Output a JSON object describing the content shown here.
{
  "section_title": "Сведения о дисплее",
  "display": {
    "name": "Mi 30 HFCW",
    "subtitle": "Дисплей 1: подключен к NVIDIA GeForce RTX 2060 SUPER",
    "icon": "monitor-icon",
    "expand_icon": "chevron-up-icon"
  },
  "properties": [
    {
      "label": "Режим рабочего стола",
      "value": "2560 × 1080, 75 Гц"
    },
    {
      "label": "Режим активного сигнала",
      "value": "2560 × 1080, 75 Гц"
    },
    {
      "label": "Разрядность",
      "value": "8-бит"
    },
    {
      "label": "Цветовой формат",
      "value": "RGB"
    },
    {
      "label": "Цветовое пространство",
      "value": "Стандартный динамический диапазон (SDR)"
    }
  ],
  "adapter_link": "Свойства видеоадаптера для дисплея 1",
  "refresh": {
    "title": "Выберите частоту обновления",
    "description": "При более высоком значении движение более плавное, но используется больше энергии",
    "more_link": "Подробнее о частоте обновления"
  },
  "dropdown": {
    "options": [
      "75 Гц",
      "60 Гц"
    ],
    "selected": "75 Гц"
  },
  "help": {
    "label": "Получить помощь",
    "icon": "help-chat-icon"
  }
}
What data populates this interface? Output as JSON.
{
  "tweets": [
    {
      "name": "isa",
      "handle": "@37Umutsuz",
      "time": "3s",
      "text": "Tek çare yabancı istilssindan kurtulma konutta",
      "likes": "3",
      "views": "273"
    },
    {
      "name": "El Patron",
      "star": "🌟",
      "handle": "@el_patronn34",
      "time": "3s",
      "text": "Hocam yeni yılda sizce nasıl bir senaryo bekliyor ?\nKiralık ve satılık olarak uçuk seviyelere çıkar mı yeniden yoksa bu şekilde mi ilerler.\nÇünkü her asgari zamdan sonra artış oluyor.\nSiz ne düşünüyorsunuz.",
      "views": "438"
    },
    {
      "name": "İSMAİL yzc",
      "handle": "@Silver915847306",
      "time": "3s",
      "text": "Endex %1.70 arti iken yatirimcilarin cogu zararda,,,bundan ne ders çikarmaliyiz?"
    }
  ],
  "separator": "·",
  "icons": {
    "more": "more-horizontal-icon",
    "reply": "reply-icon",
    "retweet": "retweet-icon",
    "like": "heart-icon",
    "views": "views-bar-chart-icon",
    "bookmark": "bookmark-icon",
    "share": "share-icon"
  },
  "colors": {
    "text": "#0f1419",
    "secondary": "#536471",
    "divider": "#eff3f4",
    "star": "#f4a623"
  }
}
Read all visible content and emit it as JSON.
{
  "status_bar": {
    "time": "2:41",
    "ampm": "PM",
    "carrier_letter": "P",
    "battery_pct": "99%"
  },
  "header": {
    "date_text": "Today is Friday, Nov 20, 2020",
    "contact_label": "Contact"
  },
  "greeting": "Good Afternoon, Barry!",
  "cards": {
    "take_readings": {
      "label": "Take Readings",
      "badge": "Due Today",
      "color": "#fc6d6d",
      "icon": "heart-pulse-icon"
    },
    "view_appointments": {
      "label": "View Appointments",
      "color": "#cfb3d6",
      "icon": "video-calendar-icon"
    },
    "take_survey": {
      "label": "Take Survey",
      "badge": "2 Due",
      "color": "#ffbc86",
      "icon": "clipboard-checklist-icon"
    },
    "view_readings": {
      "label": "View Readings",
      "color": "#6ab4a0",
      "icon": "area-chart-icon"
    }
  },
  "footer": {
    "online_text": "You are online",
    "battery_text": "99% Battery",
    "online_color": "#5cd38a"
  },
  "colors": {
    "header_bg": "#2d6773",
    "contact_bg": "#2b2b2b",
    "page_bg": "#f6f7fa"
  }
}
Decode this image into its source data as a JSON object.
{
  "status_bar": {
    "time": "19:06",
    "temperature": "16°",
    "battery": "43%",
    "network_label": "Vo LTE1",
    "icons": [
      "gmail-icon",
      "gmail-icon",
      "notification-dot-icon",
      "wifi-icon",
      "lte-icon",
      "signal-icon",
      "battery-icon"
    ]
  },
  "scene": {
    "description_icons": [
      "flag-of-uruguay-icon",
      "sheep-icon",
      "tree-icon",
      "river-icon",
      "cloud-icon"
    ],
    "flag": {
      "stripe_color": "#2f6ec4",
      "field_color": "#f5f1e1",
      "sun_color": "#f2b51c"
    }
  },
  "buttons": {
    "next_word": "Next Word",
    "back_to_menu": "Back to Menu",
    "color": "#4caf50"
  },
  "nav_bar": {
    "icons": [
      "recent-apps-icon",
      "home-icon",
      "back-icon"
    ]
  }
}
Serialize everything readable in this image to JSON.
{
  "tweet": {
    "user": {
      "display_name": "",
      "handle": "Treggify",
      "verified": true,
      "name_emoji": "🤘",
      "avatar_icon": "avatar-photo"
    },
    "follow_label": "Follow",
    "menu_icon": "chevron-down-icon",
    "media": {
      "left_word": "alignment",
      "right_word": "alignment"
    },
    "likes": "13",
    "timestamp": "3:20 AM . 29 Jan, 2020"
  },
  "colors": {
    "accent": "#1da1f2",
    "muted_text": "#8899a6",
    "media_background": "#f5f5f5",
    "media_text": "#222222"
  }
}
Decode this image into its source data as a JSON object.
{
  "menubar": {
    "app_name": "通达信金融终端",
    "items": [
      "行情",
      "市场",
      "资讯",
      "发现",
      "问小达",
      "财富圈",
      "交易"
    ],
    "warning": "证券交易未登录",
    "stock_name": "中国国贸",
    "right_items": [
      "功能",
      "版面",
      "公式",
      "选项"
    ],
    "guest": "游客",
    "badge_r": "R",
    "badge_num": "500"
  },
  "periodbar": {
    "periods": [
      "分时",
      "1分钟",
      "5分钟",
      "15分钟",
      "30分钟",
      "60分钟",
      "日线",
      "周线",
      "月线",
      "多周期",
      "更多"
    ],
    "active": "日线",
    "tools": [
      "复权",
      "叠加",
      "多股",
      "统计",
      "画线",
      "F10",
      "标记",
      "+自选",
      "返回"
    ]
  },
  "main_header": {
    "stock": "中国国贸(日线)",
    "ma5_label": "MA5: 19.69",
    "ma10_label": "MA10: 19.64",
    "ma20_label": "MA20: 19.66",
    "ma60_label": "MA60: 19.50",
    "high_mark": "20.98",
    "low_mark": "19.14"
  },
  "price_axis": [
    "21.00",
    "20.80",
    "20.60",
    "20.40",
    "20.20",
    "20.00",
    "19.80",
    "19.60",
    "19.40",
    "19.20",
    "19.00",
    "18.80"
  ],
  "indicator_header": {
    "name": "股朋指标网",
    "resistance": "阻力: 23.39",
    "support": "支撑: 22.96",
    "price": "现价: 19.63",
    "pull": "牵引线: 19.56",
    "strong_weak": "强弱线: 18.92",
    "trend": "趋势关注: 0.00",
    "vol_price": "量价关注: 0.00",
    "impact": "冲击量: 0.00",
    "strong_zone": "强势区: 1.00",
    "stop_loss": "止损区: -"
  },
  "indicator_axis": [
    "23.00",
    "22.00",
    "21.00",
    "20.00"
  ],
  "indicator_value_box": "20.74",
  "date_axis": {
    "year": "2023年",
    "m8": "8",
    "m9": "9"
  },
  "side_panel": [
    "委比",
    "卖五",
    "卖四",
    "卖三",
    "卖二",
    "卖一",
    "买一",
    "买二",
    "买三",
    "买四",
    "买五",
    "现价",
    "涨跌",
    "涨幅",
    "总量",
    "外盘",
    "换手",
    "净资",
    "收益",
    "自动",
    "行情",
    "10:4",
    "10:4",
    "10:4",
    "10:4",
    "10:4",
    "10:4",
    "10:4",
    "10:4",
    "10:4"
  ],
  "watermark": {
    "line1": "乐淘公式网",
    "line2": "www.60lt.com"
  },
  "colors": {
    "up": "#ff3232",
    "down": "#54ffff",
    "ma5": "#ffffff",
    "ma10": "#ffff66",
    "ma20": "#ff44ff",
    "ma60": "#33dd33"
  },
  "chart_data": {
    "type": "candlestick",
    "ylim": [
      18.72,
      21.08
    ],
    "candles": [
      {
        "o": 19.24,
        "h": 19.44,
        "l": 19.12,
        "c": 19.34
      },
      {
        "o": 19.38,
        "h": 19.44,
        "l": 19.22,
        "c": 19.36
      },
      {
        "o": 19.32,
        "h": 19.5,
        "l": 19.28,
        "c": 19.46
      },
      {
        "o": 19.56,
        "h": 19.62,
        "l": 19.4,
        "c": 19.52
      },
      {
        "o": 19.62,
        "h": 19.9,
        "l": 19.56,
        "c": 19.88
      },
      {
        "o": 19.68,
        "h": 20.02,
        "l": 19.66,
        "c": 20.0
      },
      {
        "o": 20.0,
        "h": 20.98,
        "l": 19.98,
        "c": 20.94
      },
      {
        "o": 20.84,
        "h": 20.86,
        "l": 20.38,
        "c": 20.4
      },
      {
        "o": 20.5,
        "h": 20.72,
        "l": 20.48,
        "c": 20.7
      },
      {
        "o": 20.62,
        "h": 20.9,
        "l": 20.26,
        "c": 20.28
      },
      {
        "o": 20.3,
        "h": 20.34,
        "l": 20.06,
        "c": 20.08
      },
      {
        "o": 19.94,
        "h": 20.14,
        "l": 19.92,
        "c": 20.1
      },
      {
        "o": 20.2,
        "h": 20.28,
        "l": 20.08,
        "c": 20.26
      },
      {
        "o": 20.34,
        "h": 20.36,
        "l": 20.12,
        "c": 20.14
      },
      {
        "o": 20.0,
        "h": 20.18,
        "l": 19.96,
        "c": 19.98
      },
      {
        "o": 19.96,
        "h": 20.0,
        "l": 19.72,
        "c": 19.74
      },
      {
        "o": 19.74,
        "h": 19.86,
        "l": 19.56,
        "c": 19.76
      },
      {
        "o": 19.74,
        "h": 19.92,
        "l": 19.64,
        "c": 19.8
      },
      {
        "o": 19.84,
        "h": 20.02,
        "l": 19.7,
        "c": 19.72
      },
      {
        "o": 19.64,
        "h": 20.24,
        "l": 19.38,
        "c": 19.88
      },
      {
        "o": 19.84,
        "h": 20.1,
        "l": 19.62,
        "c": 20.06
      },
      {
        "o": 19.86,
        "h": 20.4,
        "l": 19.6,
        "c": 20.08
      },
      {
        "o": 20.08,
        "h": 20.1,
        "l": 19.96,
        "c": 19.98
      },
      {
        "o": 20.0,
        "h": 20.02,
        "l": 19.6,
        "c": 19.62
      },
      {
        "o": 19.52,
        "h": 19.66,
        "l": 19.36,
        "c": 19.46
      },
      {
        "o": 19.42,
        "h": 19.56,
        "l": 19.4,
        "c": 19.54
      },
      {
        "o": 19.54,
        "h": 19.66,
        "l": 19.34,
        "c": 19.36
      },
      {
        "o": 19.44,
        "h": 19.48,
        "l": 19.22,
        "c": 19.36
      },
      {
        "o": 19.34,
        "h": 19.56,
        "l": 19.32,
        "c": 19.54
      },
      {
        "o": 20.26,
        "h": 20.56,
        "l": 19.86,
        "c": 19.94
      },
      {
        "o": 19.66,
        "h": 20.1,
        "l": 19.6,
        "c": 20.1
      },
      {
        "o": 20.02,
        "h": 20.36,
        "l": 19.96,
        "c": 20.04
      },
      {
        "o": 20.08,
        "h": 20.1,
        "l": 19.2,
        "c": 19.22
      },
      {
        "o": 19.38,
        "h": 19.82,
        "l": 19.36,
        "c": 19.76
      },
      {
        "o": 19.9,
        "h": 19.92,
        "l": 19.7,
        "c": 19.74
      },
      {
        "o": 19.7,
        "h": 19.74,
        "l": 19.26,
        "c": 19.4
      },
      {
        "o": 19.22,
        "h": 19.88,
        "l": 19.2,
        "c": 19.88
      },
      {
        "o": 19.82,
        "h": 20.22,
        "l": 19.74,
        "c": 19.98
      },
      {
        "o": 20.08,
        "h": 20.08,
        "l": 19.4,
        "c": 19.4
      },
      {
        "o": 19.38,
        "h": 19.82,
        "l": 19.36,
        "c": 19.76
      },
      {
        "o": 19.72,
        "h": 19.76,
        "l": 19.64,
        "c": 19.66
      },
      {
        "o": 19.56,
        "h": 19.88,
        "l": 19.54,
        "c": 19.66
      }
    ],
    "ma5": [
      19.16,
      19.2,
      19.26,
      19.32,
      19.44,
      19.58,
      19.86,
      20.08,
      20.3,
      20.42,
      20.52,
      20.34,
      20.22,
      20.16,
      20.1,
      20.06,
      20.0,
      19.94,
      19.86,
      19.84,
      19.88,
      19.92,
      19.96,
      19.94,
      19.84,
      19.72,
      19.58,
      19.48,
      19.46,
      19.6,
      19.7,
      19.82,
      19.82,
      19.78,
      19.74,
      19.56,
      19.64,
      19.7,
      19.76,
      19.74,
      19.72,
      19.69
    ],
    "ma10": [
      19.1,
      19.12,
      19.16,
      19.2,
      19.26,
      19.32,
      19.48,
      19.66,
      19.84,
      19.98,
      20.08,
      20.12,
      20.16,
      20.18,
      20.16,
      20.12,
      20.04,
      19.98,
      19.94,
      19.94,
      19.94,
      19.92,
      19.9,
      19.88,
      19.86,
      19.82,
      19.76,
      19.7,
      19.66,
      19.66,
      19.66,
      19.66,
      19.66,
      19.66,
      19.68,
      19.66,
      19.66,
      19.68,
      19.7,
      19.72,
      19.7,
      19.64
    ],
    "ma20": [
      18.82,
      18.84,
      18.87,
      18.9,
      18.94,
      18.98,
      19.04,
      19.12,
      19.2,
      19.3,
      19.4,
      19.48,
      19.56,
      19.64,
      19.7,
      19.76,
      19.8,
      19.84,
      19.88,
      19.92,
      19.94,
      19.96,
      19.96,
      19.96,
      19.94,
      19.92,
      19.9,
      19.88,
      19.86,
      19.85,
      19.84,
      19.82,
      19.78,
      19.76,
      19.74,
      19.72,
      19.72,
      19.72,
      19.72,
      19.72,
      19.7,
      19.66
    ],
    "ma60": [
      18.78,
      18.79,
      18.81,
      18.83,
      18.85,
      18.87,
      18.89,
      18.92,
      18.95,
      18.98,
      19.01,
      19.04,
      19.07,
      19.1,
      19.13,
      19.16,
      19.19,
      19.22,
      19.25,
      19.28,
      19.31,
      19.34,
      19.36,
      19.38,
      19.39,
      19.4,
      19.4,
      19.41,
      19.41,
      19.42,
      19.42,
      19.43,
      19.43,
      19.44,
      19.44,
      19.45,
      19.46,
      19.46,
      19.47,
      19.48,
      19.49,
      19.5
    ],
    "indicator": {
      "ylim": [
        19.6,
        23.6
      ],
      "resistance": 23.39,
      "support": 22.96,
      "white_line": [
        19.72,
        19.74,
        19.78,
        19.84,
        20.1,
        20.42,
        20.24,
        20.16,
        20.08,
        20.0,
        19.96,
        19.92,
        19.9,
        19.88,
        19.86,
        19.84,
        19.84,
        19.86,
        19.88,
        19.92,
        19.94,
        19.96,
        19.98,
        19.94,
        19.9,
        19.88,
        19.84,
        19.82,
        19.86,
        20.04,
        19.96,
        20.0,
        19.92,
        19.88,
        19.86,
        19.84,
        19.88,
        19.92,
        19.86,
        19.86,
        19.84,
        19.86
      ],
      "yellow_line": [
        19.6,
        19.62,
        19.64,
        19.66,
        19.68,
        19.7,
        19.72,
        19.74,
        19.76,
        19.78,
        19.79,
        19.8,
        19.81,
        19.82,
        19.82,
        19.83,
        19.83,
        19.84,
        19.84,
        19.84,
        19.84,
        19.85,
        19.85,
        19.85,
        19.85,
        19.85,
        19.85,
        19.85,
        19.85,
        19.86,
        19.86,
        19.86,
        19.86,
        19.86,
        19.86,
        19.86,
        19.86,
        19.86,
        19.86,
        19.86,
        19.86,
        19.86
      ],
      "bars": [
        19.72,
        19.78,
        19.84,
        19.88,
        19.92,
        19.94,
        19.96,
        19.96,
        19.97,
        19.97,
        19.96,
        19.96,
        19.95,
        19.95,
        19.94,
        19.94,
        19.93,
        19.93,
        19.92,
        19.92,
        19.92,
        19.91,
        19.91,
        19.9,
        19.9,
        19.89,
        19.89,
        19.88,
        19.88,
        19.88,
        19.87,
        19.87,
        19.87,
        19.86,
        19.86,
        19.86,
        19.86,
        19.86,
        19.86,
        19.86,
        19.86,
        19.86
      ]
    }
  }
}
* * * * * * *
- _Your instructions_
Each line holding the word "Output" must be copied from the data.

- _Answer section_
Output a JSON object describing the content shown here.
What data populates this interface? Output as JSON.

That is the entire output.